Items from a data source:
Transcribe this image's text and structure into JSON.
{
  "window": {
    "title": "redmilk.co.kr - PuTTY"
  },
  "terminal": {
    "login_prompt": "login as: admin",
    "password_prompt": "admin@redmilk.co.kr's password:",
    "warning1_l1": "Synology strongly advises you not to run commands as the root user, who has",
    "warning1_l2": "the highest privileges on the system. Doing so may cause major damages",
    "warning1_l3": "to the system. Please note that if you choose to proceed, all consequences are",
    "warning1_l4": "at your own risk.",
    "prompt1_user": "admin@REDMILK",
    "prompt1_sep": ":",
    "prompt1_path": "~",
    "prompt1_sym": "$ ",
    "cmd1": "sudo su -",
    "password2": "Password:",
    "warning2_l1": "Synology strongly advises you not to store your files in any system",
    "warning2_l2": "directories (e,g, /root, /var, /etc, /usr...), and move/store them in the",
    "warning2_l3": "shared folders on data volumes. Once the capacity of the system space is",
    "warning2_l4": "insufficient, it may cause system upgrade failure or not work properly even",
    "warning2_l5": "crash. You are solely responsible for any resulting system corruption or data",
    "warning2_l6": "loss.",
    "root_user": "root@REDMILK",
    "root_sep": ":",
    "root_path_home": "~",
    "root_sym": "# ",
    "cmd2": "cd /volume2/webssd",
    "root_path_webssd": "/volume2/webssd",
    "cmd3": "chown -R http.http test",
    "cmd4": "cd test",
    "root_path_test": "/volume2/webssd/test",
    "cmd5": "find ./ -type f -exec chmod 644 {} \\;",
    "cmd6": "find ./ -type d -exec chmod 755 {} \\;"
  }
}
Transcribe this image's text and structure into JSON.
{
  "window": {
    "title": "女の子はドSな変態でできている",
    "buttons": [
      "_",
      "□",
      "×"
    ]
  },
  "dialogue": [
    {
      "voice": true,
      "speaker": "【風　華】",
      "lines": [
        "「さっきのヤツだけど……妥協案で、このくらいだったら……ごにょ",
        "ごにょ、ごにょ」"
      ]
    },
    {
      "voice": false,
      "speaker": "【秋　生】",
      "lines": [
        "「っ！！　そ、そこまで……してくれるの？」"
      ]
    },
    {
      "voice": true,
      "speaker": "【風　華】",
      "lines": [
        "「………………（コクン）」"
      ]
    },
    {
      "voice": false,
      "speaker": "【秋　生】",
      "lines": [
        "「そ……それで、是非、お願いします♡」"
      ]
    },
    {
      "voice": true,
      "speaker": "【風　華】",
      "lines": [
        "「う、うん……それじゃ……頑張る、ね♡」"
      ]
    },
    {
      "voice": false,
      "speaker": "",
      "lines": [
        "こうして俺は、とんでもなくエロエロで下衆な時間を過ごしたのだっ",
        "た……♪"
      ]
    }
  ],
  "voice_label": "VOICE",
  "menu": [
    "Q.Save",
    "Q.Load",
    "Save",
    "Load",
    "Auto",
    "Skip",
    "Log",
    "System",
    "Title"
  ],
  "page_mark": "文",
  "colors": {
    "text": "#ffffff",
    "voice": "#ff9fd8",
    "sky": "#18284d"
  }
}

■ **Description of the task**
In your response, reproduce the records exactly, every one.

■ **Response to this exercise**
Transcribe this image's text and structure into JSON.
{
  "window": {
    "title": "redmilk.co.kr - PuTTY"
  },
  "terminal": {
    "login_prompt": "login as: admin",
    "password_prompt": "admin@redmilk.co.kr's password:",
    "warning1_l1": "Synology strongly advises you not to run commands as the root user, who has",
    "warning1_l2": "the highest privileges on the system. Doing so may cause major damages",
    "warning1_l3": "to the system. Please note that if you choose to proceed, all consequences are",
    "warning1_l4": "at your own risk.",
    "prompt1_user": "admin@REDMILK",
    "prompt1_sep": ":",
    "prompt1_path": "~",
    "prompt1_sym": "$ ",
    "cmd1": "sudo su -",
    "password2": "Password:",
    "warning2_l1": "Synology strongly advises you not to store your files in any system",
    "warning2_l2": "directories (e,g, /root, /var, /etc, /usr...), and move/store them in the",
    "warning2_l3": "shared folders on data volumes. Once the capacity of the system space is",
    "warning2_l4": "insufficient, it may cause system upgrade failure or not work properly even",
    "warning2_l5": "crash. You are solely responsible for any resulting system corruption or data",
    "warning2_l6": "loss.",
    "root_user": "root@REDMILK",
    "root_sep": ":",
    "root_path_home": "~",
    "root_sym": "# ",
    "cmd2": "cd /volume2/webssd",
    "root_path_webssd": "/volume2/webssd",
    "cmd3": "chown -R http.http test",
    "cmd4": "cd test",
    "root_path_test": "/volume2/webssd/test",
    "cmd5": "find ./ -type f -exec chmod 644 {} \\;",
    "cmd6": "find ./ -type d -exec chmod 755 {} \\;"
  }
}
Transcribe this image's text and structure into JSON.
{
  "window": {
    "title": "女の子はドSな変態でできている",
    "buttons": [
      "_",
      "□",
      "×"
    ]
  },
  "dialogue": [
    {
      "voice": true,
      "speaker": "【風　華】",
      "lines": [
        "「さっきのヤツだけど……妥協案で、このくらいだったら……ごにょ",
        "ごにょ、ごにょ」"
      ]
    },
    {
      "voice": false,
      "speaker": "【秋　生】",
      "lines": [
        "「っ！！　そ、そこまで……してくれるの？」"
      ]
    },
    {
      "voice": true,
      "speaker": "【風　華】",
      "lines": [
        "「………………（コクン）」"
      ]
    },
    {
      "voice": false,
      "speaker": "【秋　生】",
      "lines": [
        "「そ……それで、是非、お願いします♡」"
      ]
    },
    {
      "voice": true,
      "speaker": "【風　華】",
      "lines": [
        "「う、うん……それじゃ……頑張る、ね♡」"
      ]
    },
    {
      "voice": false,
      "speaker": "",
      "lines": [
        "こうして俺は、とんでもなくエロエロで下衆な時間を過ごしたのだっ",
        "た……♪"
      ]
    }
  ],
  "voice_label": "VOICE",
  "menu": [
    "Q.Save",
    "Q.Load",
    "Save",
    "Load",
    "Auto",
    "Skip",
    "Log",
    "System",
    "Title"
  ],
  "page_mark": "文",
  "colors": {
    "text": "#ffffff",
    "voice": "#ff9fd8",
    "sky": "#18284d"
  }
}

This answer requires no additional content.